■ **Exercise goal**:
In the data below, find every line with the word "this" and copy it out.

╭──

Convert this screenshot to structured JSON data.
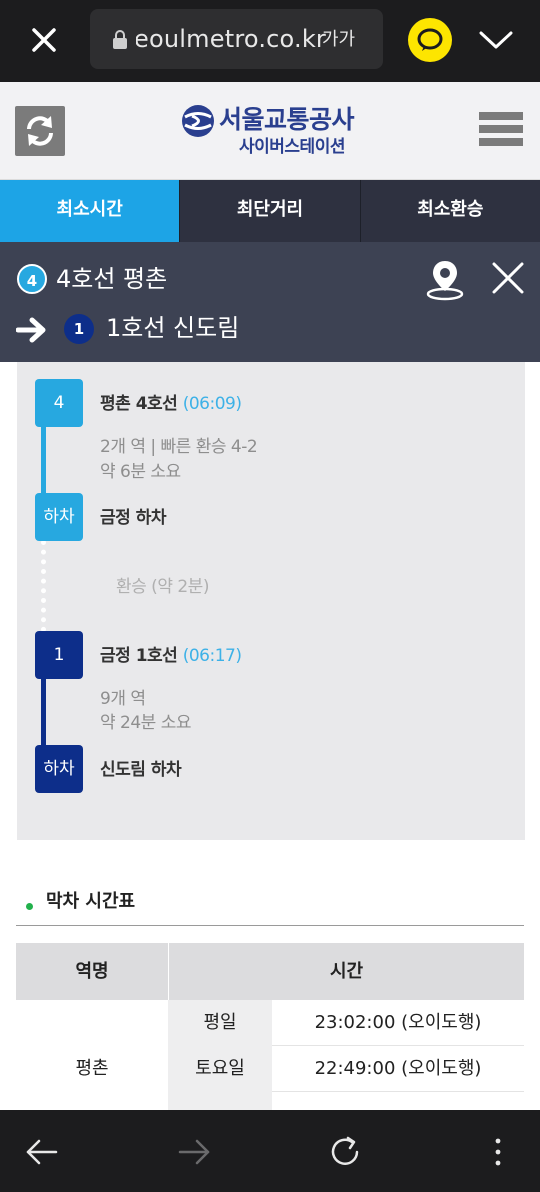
{
  "browser": {
    "url": "seoulmetro.co.kr",
    "font_size_label": "가가"
  },
  "site": {
    "logo_main": "서울교통공사",
    "logo_sub": "사이버스테이션"
  },
  "tabs": [
    {
      "label": "최소시간",
      "active": true
    },
    {
      "label": "최단거리",
      "active": false
    },
    {
      "label": "최소환승",
      "active": false
    }
  ],
  "route": {
    "origin_line_number": "4",
    "origin": "4호선 평촌",
    "dest_line_number": "1",
    "destination": "1호선 신도림"
  },
  "steps": {
    "board1_box": "4",
    "board1_station": "평촌 4호선",
    "board1_time": "(06:09)",
    "board1_info1": "2개 역 | 빠른 환승 4-2",
    "board1_info2": "약 6분 소요",
    "alight1_box": "하차",
    "alight1_label": "금정 하차",
    "transfer": "환승 (약 2분)",
    "board2_box": "1",
    "board2_station": "금정 1호선",
    "board2_time": "(06:17)",
    "board2_info1": "9개 역",
    "board2_info2": "약 24분 소요",
    "alight2_box": "하차",
    "alight2_label": "신도림 하차"
  },
  "last_train": {
    "title": "막차 시간표",
    "col_station": "역명",
    "col_time": "시간",
    "station": "평촌",
    "rows": [
      {
        "day": "평일",
        "time": "23:02:00 (오이도행)"
      },
      {
        "day": "토요일",
        "time": "22:49:00 (오이도행)"
      }
    ]
  },
  "colors": {
    "line4": "#27a8e0",
    "line1": "#0d2e8a",
    "active_tab": "#1da4e6",
    "route_header": "#3d4253"
  }
}
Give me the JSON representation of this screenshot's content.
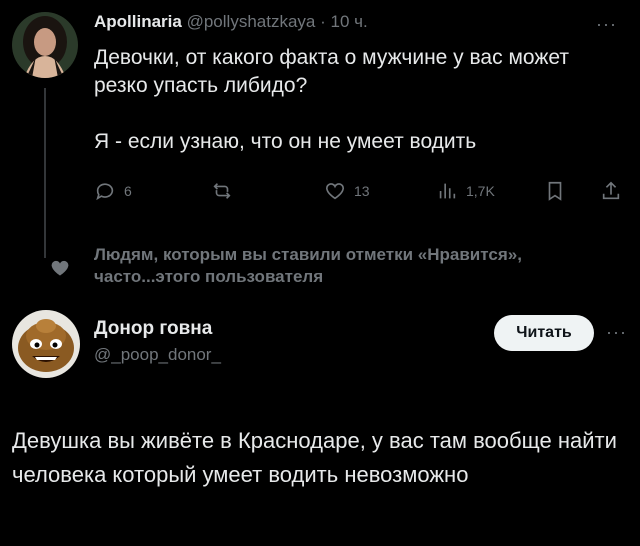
{
  "tweet1": {
    "author_name": "Apollinaria",
    "handle": "@pollyshatzkaya",
    "separator": "·",
    "time": "10 ч.",
    "more": "···",
    "text_line1": "Девочки, от какого факта о мужчине у вас может резко упасть либидо?",
    "text_line2": "Я - если узнаю, что он не умеет водить",
    "actions": {
      "reply_count": "6",
      "like_count": "13",
      "views_count": "1,7K"
    }
  },
  "liked_note": "Людям, которым вы ставили отметки «Нравится», часто...этого пользователя",
  "tweet2": {
    "author_name": "Донор говна",
    "handle": "@_poop_donor_",
    "follow_label": "Читать",
    "more": "···",
    "text": "Девушка вы живёте в Краснодаре, у вас там вообще найти человека который умеет водить невозможно"
  },
  "colors": {
    "background": "#000000",
    "text": "#e7e9ea",
    "muted": "#71767b",
    "button_bg": "#eff3f4"
  }
}
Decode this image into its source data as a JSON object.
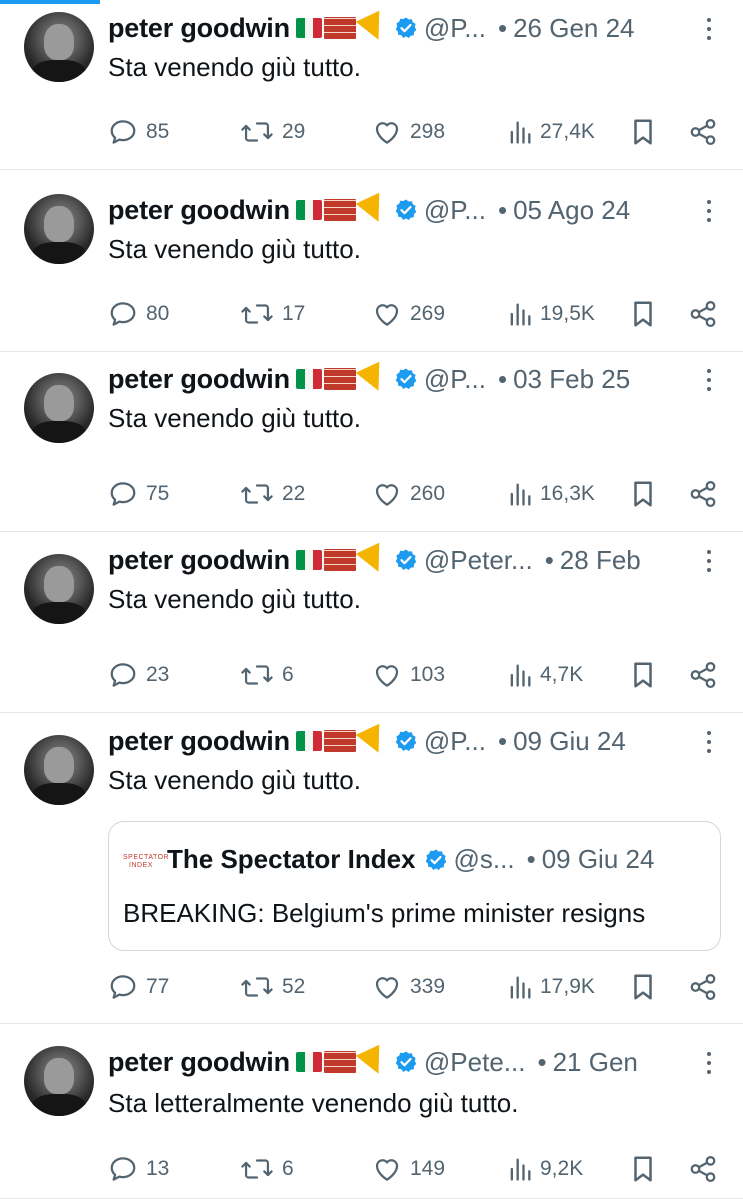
{
  "accent_color": "#1d9bf0",
  "secondary_text_color": "#536471",
  "tweets": [
    {
      "name": "peter goodwin",
      "emoji": [
        "italy-flag",
        "brick",
        "pizza"
      ],
      "handle": "@P...",
      "date": "26 Gen 24",
      "text": "Sta venendo giù tutto.",
      "replies": "85",
      "reposts": "29",
      "likes": "298",
      "views": "27,4K"
    },
    {
      "name": "peter goodwin",
      "emoji": [
        "italy-flag",
        "brick",
        "pizza"
      ],
      "handle": "@P...",
      "date": "05 Ago 24",
      "text": "Sta venendo giù tutto.",
      "replies": "80",
      "reposts": "17",
      "likes": "269",
      "views": "19,5K"
    },
    {
      "name": "peter goodwin",
      "emoji": [
        "italy-flag",
        "brick",
        "pizza"
      ],
      "handle": "@P...",
      "date": "03 Feb 25",
      "text": "Sta venendo giù tutto.",
      "replies": "75",
      "reposts": "22",
      "likes": "260",
      "views": "16,3K"
    },
    {
      "name": "peter goodwin",
      "emoji": [
        "italy-flag",
        "brick",
        "pizza"
      ],
      "handle": "@Peter...",
      "date": "28 Feb",
      "text": "Sta venendo giù tutto.",
      "replies": "23",
      "reposts": "6",
      "likes": "103",
      "views": "4,7K"
    },
    {
      "name": "peter goodwin",
      "emoji": [
        "italy-flag",
        "brick",
        "pizza"
      ],
      "handle": "@P...",
      "date": "09 Giu 24",
      "text": "Sta venendo giù tutto.",
      "quote": {
        "logo_text": "SPECTATOR INDEX",
        "name": "The Spectator Index",
        "handle": "@s...",
        "date": "09 Giu 24",
        "text": "BREAKING: Belgium's prime minister resigns"
      },
      "replies": "77",
      "reposts": "52",
      "likes": "339",
      "views": "17,9K"
    },
    {
      "name": "peter goodwin",
      "emoji": [
        "italy-flag",
        "brick",
        "pizza"
      ],
      "handle": "@Pete...",
      "date": "21 Gen",
      "text": "Sta letteralmente venendo giù tutto.",
      "replies": "13",
      "reposts": "6",
      "likes": "149",
      "views": "9,2K"
    }
  ]
}
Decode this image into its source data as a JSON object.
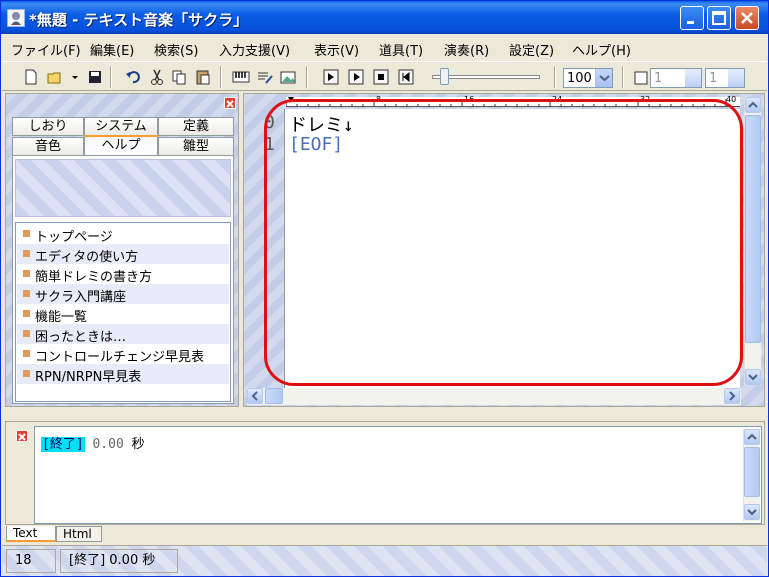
{
  "window": {
    "title": "*無題 - テキスト音楽「サクラ」"
  },
  "menubar": {
    "items": [
      {
        "label": "ファイル(F)"
      },
      {
        "label": "編集(E)"
      },
      {
        "label": "検索(S)"
      },
      {
        "label": "入力支援(V)"
      },
      {
        "label": "表示(V)"
      },
      {
        "label": "道具(T)"
      },
      {
        "label": "演奏(R)"
      },
      {
        "label": "設定(Z)"
      },
      {
        "label": "ヘルプ(H)"
      }
    ]
  },
  "toolbar": {
    "zoom_value": "100",
    "spin1_value": "1",
    "spin2_value": "1"
  },
  "left_panel": {
    "tabs_row1": [
      "しおり",
      "システム",
      "定義"
    ],
    "tabs_row2": [
      "音色",
      "ヘルプ",
      "雛型"
    ],
    "active_tab": "ヘルプ",
    "help_items": [
      "トップページ",
      "エディタの使い方",
      "簡単ドレミの書き方",
      "サクラ入門講座",
      "機能一覧",
      "困ったときは…",
      "コントロールチェンジ早見表",
      "RPN/NRPN早見表"
    ]
  },
  "editor": {
    "ruler_labels": [
      "8",
      "16",
      "24",
      "32",
      "40"
    ],
    "line_numbers": [
      "0",
      "1"
    ],
    "lines": [
      "ドレミ↓",
      "[EOF]"
    ]
  },
  "log": {
    "tag": "[終了]",
    "time": "0.00",
    "unit": "秒"
  },
  "bottom_tabs": [
    "Text",
    "Html"
  ],
  "statusbar": {
    "line": "18",
    "message": "[終了] 0.00 秒"
  },
  "colors": {
    "title_bar": "#0b5de3",
    "highlight_outline": "#e01010",
    "log_tag_bg": "#00e0f0",
    "eof_text": "#4a6fb8"
  }
}
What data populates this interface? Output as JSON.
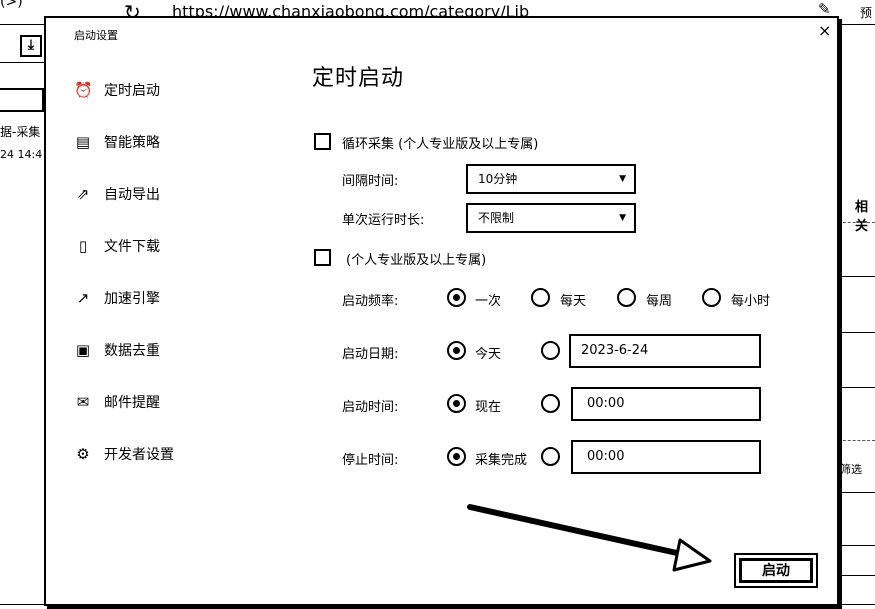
{
  "background": {
    "back_symbol": "(>)",
    "reload_icon": "reload-icon",
    "url": "https://www.chanxiaobong.com/category/Lib",
    "edit_icon": "pen-icon",
    "preview_label": "预",
    "download_icon": "download-icon",
    "left_text_1": "据-采集",
    "left_text_2": "24 14:4",
    "right_title": "相关",
    "right_filter": "筛选"
  },
  "dialog": {
    "title": "启动设置",
    "close_symbol": "×",
    "sidebar": [
      {
        "icon": "alarm-clock-icon",
        "glyph": "⏰",
        "label": "定时启动"
      },
      {
        "icon": "strategy-icon",
        "glyph": "📊",
        "label": "智能策略"
      },
      {
        "icon": "export-icon",
        "glyph": "↗",
        "label": "自动导出"
      },
      {
        "icon": "file-download-icon",
        "glyph": "🗎",
        "label": "文件下载"
      },
      {
        "icon": "speed-engine-icon",
        "glyph": "📈",
        "label": "加速引擎"
      },
      {
        "icon": "deduplicate-icon",
        "glyph": "🗐",
        "label": "数据去重"
      },
      {
        "icon": "mail-icon",
        "glyph": "✉",
        "label": "邮件提醒"
      },
      {
        "icon": "gear-icon",
        "glyph": "⚙",
        "label": "开发者设置"
      }
    ],
    "heading": "定时启动",
    "loop": {
      "checkbox_label": "循环采集 (个人专业版及以上专属)",
      "interval_label": "间隔时间:",
      "interval_value": "10分钟",
      "single_run_label": "单次运行时长:",
      "single_run_value": "不限制"
    },
    "schedule": {
      "checkbox_label": "(个人专业版及以上专属)",
      "frequency_label": "启动频率:",
      "frequency_options": [
        "一次",
        "每天",
        "每周",
        "每小时"
      ],
      "date_label": "启动日期:",
      "date_option": "今天",
      "date_value": "2023-6-24",
      "time_label": "启动时间:",
      "time_option": "现在",
      "time_value": "00:00",
      "stop_label": "停止时间:",
      "stop_option": "采集完成",
      "stop_value": "00:00"
    },
    "start_button": "启动"
  }
}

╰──

■ **Finished task**:
Convert this screenshot to structured JSON data.
Give me the JSON representation of this screenshot's content.
Decode this image into its source data as a JSON object.
Decode this image into its source data as a JSON object.
What data populates this interface? Output as JSON.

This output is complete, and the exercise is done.